* What you will do
Set down all of the lines below exactly as they are given.

◇ ◇ ◇ ◇ ◇ ◇ ◇

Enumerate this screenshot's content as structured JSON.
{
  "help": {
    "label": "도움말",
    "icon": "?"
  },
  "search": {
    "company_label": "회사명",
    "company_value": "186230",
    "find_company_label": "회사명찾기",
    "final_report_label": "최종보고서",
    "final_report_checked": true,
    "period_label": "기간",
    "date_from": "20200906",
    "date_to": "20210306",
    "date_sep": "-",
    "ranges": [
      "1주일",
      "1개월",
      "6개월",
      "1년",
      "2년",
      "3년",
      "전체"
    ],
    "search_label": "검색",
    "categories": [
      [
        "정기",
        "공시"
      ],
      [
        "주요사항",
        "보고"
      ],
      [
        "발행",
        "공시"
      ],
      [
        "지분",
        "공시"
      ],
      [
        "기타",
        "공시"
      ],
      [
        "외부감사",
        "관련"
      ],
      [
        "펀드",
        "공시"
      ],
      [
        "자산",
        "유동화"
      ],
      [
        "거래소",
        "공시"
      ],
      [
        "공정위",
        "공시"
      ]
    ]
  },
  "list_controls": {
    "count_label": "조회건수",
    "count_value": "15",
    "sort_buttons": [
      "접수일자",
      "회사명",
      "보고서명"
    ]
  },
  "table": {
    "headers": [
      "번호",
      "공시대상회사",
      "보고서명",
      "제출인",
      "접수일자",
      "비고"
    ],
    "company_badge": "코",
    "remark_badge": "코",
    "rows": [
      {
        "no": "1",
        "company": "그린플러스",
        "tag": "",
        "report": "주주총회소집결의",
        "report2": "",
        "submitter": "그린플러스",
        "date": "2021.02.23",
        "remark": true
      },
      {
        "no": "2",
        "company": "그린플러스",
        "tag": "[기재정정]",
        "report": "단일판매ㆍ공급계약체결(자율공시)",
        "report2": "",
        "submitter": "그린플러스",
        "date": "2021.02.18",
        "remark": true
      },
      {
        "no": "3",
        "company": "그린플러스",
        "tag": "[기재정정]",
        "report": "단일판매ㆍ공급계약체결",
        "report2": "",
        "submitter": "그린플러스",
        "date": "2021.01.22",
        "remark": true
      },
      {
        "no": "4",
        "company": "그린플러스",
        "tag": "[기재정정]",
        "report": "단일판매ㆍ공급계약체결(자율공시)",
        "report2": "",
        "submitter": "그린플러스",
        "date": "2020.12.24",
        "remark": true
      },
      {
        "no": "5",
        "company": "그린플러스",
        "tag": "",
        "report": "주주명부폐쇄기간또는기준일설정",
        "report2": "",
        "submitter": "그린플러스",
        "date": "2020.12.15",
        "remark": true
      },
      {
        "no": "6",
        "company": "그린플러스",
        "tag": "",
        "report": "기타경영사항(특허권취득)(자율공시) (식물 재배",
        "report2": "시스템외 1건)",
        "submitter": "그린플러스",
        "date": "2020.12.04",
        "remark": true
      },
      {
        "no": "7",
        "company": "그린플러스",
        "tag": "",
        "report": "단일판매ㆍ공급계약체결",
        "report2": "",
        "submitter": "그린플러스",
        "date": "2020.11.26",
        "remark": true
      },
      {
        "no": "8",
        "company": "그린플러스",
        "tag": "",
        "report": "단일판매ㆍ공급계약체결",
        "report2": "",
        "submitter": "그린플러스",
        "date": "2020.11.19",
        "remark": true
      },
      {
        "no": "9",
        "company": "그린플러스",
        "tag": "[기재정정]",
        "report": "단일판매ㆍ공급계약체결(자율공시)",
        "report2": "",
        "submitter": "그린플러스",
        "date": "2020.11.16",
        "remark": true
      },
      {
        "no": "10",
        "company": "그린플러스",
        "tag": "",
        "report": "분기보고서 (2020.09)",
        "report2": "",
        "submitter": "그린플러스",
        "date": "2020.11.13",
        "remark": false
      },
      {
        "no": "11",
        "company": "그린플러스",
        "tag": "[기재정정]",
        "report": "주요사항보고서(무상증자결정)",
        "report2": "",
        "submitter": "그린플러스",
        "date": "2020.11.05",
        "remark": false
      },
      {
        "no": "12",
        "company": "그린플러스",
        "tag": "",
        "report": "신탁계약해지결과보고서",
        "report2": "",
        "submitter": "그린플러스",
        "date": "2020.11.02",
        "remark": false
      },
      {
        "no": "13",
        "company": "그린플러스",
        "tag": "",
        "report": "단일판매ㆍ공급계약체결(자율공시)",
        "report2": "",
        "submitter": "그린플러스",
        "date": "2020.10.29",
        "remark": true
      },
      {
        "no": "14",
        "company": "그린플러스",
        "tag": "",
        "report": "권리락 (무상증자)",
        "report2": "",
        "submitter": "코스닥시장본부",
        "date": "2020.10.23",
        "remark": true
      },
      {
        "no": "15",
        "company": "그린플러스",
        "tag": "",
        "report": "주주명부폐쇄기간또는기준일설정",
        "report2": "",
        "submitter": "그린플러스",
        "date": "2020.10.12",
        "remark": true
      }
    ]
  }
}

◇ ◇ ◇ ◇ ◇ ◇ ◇

* Response box
Enumerate this screenshot's content as structured JSON.
{
  "help": {
    "label": "도움말",
    "icon": "?"
  },
  "search": {
    "company_label": "회사명",
    "company_value": "186230",
    "find_company_label": "회사명찾기",
    "final_report_label": "최종보고서",
    "final_report_checked": true,
    "period_label": "기간",
    "date_from": "20200906",
    "date_to": "20210306",
    "date_sep": "-",
    "ranges": [
      "1주일",
      "1개월",
      "6개월",
      "1년",
      "2년",
      "3년",
      "전체"
    ],
    "search_label": "검색",
    "categories": [
      [
        "정기",
        "공시"
      ],
      [
        "주요사항",
        "보고"
      ],
      [
        "발행",
        "공시"
      ],
      [
        "지분",
        "공시"
      ],
      [
        "기타",
        "공시"
      ],
      [
        "외부감사",
        "관련"
      ],
      [
        "펀드",
        "공시"
      ],
      [
        "자산",
        "유동화"
      ],
      [
        "거래소",
        "공시"
      ],
      [
        "공정위",
        "공시"
      ]
    ]
  },
  "list_controls": {
    "count_label": "조회건수",
    "count_value": "15",
    "sort_buttons": [
      "접수일자",
      "회사명",
      "보고서명"
    ]
  },
  "table": {
    "headers": [
      "번호",
      "공시대상회사",
      "보고서명",
      "제출인",
      "접수일자",
      "비고"
    ],
    "company_badge": "코",
    "remark_badge": "코",
    "rows": [
      {
        "no": "1",
        "company": "그린플러스",
        "tag": "",
        "report": "주주총회소집결의",
        "report2": "",
        "submitter": "그린플러스",
        "date": "2021.02.23",
        "remark": true
      },
      {
        "no": "2",
        "company": "그린플러스",
        "tag": "[기재정정]",
        "report": "단일판매ㆍ공급계약체결(자율공시)",
        "report2": "",
        "submitter": "그린플러스",
        "date": "2021.02.18",
        "remark": true
      },
      {
        "no": "3",
        "company": "그린플러스",
        "tag": "[기재정정]",
        "report": "단일판매ㆍ공급계약체결",
        "report2": "",
        "submitter": "그린플러스",
        "date": "2021.01.22",
        "remark": true
      },
      {
        "no": "4",
        "company": "그린플러스",
        "tag": "[기재정정]",
        "report": "단일판매ㆍ공급계약체결(자율공시)",
        "report2": "",
        "submitter": "그린플러스",
        "date": "2020.12.24",
        "remark": true
      },
      {
        "no": "5",
        "company": "그린플러스",
        "tag": "",
        "report": "주주명부폐쇄기간또는기준일설정",
        "report2": "",
        "submitter": "그린플러스",
        "date": "2020.12.15",
        "remark": true
      },
      {
        "no": "6",
        "company": "그린플러스",
        "tag": "",
        "report": "기타경영사항(특허권취득)(자율공시) (식물 재배",
        "report2": "시스템외 1건)",
        "submitter": "그린플러스",
        "date": "2020.12.04",
        "remark": true
      },
      {
        "no": "7",
        "company": "그린플러스",
        "tag": "",
        "report": "단일판매ㆍ공급계약체결",
        "report2": "",
        "submitter": "그린플러스",
        "date": "2020.11.26",
        "remark": true
      },
      {
        "no": "8",
        "company": "그린플러스",
        "tag": "",
        "report": "단일판매ㆍ공급계약체결",
        "report2": "",
        "submitter": "그린플러스",
        "date": "2020.11.19",
        "remark": true
      },
      {
        "no": "9",
        "company": "그린플러스",
        "tag": "[기재정정]",
        "report": "단일판매ㆍ공급계약체결(자율공시)",
        "report2": "",
        "submitter": "그린플러스",
        "date": "2020.11.16",
        "remark": true
      },
      {
        "no": "10",
        "company": "그린플러스",
        "tag": "",
        "report": "분기보고서 (2020.09)",
        "report2": "",
        "submitter": "그린플러스",
        "date": "2020.11.13",
        "remark": false
      },
      {
        "no": "11",
        "company": "그린플러스",
        "tag": "[기재정정]",
        "report": "주요사항보고서(무상증자결정)",
        "report2": "",
        "submitter": "그린플러스",
        "date": "2020.11.05",
        "remark": false
      },
      {
        "no": "12",
        "company": "그린플러스",
        "tag": "",
        "report": "신탁계약해지결과보고서",
        "report2": "",
        "submitter": "그린플러스",
        "date": "2020.11.02",
        "remark": false
      },
      {
        "no": "13",
        "company": "그린플러스",
        "tag": "",
        "report": "단일판매ㆍ공급계약체결(자율공시)",
        "report2": "",
        "submitter": "그린플러스",
        "date": "2020.10.29",
        "remark": true
      },
      {
        "no": "14",
        "company": "그린플러스",
        "tag": "",
        "report": "권리락 (무상증자)",
        "report2": "",
        "submitter": "코스닥시장본부",
        "date": "2020.10.23",
        "remark": true
      },
      {
        "no": "15",
        "company": "그린플러스",
        "tag": "",
        "report": "주주명부폐쇄기간또는기준일설정",
        "report2": "",
        "submitter": "그린플러스",
        "date": "2020.10.12",
        "remark": true
      }
    ]
  }
}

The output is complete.